Work item
Return all of the entries, keeping every word and mark as it is.
—————
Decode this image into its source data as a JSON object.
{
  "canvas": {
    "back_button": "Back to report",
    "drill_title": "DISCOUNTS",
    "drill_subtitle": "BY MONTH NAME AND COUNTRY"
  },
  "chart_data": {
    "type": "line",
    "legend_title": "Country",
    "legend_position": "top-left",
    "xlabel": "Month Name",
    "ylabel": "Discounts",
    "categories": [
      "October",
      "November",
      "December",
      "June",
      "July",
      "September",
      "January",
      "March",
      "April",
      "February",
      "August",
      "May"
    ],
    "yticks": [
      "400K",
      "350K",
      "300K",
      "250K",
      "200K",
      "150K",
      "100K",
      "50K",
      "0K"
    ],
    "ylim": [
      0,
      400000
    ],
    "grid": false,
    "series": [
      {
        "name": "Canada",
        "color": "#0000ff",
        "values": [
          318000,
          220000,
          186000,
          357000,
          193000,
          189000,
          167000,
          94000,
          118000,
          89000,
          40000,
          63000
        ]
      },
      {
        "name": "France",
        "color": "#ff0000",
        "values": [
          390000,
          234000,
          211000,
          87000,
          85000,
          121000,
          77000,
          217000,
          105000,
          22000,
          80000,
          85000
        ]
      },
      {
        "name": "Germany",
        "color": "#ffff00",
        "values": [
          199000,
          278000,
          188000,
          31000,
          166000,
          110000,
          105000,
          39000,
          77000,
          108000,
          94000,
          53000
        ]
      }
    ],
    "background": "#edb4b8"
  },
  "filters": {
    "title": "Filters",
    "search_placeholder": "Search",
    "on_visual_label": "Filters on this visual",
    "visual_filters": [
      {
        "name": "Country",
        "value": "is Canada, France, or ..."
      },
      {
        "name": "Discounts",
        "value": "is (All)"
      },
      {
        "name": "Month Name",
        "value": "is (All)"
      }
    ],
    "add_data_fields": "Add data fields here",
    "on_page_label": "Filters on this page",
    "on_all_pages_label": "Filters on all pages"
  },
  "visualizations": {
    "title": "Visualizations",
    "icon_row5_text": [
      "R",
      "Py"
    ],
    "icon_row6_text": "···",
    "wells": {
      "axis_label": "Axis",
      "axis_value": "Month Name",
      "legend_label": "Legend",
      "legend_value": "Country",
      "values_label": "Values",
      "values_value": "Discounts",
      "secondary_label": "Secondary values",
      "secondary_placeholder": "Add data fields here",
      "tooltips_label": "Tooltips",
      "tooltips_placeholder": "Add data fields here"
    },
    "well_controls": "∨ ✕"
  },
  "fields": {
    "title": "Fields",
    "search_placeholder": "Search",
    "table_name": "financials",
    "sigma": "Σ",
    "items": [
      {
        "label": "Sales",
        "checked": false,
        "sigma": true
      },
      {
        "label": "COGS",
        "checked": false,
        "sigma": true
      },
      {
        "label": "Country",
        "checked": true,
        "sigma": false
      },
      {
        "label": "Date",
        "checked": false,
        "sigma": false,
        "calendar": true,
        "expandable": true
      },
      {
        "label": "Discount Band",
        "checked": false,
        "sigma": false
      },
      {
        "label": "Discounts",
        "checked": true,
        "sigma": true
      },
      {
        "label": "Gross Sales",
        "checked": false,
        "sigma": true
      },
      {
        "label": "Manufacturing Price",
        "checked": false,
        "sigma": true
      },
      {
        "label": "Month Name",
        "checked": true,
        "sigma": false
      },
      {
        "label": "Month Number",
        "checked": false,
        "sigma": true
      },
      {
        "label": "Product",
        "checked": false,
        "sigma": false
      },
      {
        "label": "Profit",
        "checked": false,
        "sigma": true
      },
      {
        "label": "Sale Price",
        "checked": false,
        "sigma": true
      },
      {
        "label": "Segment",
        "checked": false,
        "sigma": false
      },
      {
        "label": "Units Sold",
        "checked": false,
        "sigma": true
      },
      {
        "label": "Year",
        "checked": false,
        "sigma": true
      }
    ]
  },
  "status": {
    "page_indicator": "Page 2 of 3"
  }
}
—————
Exercise response
Decode this image into its source data as a JSON object.
{
  "canvas": {
    "back_button": "Back to report",
    "drill_title": "DISCOUNTS",
    "drill_subtitle": "BY MONTH NAME AND COUNTRY"
  },
  "chart_data": {
    "type": "line",
    "legend_title": "Country",
    "legend_position": "top-left",
    "xlabel": "Month Name",
    "ylabel": "Discounts",
    "categories": [
      "October",
      "November",
      "December",
      "June",
      "July",
      "September",
      "January",
      "March",
      "April",
      "February",
      "August",
      "May"
    ],
    "yticks": [
      "400K",
      "350K",
      "300K",
      "250K",
      "200K",
      "150K",
      "100K",
      "50K",
      "0K"
    ],
    "ylim": [
      0,
      400000
    ],
    "grid": false,
    "series": [
      {
        "name": "Canada",
        "color": "#0000ff",
        "values": [
          318000,
          220000,
          186000,
          357000,
          193000,
          189000,
          167000,
          94000,
          118000,
          89000,
          40000,
          63000
        ]
      },
      {
        "name": "France",
        "color": "#ff0000",
        "values": [
          390000,
          234000,
          211000,
          87000,
          85000,
          121000,
          77000,
          217000,
          105000,
          22000,
          80000,
          85000
        ]
      },
      {
        "name": "Germany",
        "color": "#ffff00",
        "values": [
          199000,
          278000,
          188000,
          31000,
          166000,
          110000,
          105000,
          39000,
          77000,
          108000,
          94000,
          53000
        ]
      }
    ],
    "background": "#edb4b8"
  },
  "filters": {
    "title": "Filters",
    "search_placeholder": "Search",
    "on_visual_label": "Filters on this visual",
    "visual_filters": [
      {
        "name": "Country",
        "value": "is Canada, France, or ..."
      },
      {
        "name": "Discounts",
        "value": "is (All)"
      },
      {
        "name": "Month Name",
        "value": "is (All)"
      }
    ],
    "add_data_fields": "Add data fields here",
    "on_page_label": "Filters on this page",
    "on_all_pages_label": "Filters on all pages"
  },
  "visualizations": {
    "title": "Visualizations",
    "icon_row5_text": [
      "R",
      "Py"
    ],
    "icon_row6_text": "···",
    "wells": {
      "axis_label": "Axis",
      "axis_value": "Month Name",
      "legend_label": "Legend",
      "legend_value": "Country",
      "values_label": "Values",
      "values_value": "Discounts",
      "secondary_label": "Secondary values",
      "secondary_placeholder": "Add data fields here",
      "tooltips_label": "Tooltips",
      "tooltips_placeholder": "Add data fields here"
    },
    "well_controls": "∨ ✕"
  },
  "fields": {
    "title": "Fields",
    "search_placeholder": "Search",
    "table_name": "financials",
    "sigma": "Σ",
    "items": [
      {
        "label": "Sales",
        "checked": false,
        "sigma": true
      },
      {
        "label": "COGS",
        "checked": false,
        "sigma": true
      },
      {
        "label": "Country",
        "checked": true,
        "sigma": false
      },
      {
        "label": "Date",
        "checked": false,
        "sigma": false,
        "calendar": true,
        "expandable": true
      },
      {
        "label": "Discount Band",
        "checked": false,
        "sigma": false
      },
      {
        "label": "Discounts",
        "checked": true,
        "sigma": true
      },
      {
        "label": "Gross Sales",
        "checked": false,
        "sigma": true
      },
      {
        "label": "Manufacturing Price",
        "checked": false,
        "sigma": true
      },
      {
        "label": "Month Name",
        "checked": true,
        "sigma": false
      },
      {
        "label": "Month Number",
        "checked": false,
        "sigma": true
      },
      {
        "label": "Product",
        "checked": false,
        "sigma": false
      },
      {
        "label": "Profit",
        "checked": false,
        "sigma": true
      },
      {
        "label": "Sale Price",
        "checked": false,
        "sigma": true
      },
      {
        "label": "Segment",
        "checked": false,
        "sigma": false
      },
      {
        "label": "Units Sold",
        "checked": false,
        "sigma": true
      },
      {
        "label": "Year",
        "checked": false,
        "sigma": true
      }
    ]
  },
  "status": {
    "page_indicator": "Page 2 of 3"
  }
}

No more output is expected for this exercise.